That’s the number of previously owned homes bought in the U.S. in July, the second-highest level in more than six years as buyers rushed to lock in mortgage rates before they increased any more.
Purchases advanced 6.5 percent over the previous month, according to the National Association of Realtors.
The data reflect closings of contracts signed a month or two earlier, as Bloomberg’s Victoria Stillwell reports, when mortgage rates were just beginning to edge up from record lows, persuading buyers to complete transactions as borrowing costs subsequently shot up. Gains in employment and wages will probably give households the means and confidence to sustain demand throughout 2013.

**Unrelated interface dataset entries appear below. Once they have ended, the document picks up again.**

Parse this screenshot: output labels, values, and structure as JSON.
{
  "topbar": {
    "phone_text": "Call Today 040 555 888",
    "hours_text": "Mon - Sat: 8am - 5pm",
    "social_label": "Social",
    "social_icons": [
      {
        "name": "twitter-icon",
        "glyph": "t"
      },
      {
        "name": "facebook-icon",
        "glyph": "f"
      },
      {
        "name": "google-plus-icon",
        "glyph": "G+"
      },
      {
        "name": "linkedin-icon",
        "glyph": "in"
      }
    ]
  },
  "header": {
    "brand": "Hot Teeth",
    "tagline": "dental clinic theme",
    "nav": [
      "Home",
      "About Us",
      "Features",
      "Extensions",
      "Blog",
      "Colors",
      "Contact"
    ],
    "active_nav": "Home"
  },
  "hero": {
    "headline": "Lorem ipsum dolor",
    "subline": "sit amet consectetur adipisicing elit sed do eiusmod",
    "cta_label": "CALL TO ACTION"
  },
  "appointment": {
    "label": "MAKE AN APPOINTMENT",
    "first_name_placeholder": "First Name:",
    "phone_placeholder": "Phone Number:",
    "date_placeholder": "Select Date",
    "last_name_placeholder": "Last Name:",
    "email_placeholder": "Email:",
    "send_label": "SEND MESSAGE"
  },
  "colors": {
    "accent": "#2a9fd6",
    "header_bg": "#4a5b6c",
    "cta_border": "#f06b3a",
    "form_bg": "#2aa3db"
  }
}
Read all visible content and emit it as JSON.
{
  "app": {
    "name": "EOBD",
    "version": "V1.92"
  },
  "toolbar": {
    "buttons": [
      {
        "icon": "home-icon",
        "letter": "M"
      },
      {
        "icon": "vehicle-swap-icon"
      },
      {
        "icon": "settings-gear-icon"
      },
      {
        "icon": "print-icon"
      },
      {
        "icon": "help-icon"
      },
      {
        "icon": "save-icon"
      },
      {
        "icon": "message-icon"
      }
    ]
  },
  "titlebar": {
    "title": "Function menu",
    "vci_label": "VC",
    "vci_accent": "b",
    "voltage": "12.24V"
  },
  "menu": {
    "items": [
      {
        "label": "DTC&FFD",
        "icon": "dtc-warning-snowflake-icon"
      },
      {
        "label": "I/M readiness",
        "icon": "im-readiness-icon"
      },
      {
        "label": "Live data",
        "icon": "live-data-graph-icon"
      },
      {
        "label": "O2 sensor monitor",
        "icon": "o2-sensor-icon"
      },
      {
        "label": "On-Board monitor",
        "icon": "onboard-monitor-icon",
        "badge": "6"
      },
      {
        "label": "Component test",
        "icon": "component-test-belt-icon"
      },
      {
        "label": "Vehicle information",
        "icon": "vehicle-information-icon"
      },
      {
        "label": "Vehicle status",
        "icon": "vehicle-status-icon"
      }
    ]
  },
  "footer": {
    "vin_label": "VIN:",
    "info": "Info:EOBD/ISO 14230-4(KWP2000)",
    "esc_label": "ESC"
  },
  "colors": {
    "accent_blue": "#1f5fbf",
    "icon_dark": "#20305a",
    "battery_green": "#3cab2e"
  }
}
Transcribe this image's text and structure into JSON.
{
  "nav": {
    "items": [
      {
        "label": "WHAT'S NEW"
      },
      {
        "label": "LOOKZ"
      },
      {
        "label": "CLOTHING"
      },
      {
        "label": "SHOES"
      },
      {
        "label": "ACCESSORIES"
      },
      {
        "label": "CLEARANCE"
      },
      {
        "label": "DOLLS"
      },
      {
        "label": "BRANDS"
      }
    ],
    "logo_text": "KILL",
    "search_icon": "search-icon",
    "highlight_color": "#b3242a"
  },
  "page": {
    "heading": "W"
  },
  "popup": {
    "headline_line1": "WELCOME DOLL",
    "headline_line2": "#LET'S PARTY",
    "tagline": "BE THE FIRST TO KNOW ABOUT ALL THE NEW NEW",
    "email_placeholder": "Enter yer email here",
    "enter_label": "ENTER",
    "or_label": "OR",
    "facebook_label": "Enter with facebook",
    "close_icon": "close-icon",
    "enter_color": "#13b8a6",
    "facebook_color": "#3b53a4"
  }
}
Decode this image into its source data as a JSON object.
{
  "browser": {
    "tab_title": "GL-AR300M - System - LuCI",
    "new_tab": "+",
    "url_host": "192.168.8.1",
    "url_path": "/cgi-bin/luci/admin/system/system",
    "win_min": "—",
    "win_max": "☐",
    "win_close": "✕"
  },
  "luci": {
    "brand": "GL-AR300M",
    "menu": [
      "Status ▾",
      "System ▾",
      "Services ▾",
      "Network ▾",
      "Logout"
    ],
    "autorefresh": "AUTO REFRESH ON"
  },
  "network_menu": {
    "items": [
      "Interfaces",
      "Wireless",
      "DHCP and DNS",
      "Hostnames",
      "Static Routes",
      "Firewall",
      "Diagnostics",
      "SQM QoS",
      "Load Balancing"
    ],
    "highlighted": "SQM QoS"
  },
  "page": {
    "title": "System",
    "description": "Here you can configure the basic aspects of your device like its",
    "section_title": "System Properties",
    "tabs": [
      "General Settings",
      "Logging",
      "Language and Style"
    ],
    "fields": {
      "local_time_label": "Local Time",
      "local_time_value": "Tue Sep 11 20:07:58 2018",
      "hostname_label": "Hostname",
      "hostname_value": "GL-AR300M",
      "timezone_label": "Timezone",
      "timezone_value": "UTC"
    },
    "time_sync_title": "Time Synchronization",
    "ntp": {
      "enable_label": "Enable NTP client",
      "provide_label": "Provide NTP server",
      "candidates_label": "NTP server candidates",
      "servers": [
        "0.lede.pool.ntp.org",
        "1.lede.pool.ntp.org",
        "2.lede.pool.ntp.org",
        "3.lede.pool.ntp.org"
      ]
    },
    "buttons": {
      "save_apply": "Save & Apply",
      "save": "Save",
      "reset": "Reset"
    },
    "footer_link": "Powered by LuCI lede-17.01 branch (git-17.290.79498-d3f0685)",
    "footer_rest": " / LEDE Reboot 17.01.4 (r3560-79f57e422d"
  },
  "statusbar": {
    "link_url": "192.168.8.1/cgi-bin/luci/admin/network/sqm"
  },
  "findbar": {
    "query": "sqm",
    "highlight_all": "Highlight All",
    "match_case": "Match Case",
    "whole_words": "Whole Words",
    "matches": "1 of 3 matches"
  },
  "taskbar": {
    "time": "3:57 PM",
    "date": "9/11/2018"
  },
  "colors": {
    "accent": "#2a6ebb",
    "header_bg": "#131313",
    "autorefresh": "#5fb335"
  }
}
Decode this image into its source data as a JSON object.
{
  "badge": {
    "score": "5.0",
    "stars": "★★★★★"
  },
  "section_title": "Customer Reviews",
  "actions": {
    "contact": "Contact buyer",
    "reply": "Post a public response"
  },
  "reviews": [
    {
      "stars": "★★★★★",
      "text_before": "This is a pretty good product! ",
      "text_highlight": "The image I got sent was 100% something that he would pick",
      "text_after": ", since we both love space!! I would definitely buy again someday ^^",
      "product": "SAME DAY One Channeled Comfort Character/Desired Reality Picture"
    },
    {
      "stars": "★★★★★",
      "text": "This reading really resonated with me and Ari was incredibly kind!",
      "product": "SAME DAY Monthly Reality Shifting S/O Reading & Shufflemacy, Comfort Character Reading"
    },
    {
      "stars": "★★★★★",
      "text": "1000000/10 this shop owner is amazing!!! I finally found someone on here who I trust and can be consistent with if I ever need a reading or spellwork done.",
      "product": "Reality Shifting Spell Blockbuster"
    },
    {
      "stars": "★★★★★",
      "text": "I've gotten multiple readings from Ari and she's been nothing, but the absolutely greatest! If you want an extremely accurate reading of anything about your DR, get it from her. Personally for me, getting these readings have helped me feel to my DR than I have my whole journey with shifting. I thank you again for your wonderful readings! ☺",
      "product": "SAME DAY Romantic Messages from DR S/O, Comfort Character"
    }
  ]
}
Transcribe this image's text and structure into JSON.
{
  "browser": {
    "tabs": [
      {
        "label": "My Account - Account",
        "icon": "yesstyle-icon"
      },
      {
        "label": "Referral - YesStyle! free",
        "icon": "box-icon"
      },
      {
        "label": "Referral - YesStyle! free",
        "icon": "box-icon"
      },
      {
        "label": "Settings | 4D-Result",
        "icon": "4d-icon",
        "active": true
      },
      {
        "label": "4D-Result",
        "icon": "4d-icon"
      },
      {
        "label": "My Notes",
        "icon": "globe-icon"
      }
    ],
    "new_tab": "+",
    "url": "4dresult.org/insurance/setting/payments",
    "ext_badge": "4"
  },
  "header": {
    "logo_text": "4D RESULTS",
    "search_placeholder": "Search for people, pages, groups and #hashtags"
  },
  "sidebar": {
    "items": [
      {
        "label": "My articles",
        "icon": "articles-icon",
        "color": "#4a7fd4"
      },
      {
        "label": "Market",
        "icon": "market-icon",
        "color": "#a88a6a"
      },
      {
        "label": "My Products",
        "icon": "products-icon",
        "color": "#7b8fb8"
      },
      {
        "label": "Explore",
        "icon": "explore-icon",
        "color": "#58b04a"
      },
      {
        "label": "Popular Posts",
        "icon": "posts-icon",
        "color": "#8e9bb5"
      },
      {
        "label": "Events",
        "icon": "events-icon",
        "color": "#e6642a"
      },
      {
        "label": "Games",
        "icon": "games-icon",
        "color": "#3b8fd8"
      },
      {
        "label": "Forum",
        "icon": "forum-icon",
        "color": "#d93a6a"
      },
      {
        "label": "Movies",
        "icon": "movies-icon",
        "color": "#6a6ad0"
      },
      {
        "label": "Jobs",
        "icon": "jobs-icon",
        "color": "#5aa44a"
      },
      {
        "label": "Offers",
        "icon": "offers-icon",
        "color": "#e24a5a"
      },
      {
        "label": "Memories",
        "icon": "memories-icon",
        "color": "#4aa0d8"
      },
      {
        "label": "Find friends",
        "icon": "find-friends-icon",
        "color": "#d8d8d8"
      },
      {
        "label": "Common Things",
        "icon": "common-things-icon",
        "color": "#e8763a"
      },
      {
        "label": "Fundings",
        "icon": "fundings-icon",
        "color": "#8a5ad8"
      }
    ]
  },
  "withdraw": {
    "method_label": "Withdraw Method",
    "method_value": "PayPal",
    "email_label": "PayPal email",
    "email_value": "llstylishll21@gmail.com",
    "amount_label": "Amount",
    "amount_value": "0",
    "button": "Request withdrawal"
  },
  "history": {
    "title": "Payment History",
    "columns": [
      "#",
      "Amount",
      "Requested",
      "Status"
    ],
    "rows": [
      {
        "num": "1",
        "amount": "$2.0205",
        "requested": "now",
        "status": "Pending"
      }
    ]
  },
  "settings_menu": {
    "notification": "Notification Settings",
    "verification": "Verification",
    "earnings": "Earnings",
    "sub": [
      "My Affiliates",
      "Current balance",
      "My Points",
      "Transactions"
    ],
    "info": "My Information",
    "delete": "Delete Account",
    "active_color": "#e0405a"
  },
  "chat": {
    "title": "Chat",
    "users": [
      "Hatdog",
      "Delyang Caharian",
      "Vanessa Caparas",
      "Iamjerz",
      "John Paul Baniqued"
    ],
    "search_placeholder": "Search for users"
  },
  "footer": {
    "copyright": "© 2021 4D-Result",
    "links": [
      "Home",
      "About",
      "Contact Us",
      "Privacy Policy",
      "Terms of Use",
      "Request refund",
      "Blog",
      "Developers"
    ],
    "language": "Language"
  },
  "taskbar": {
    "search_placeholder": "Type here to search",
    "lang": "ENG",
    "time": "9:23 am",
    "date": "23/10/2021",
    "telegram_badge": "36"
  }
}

“Housing will be an important part of the recovery through the rest of this year and into 2014,” said Gus Faucher, senior economist at PNC Financial Services Group Inc. in Pittsburgh.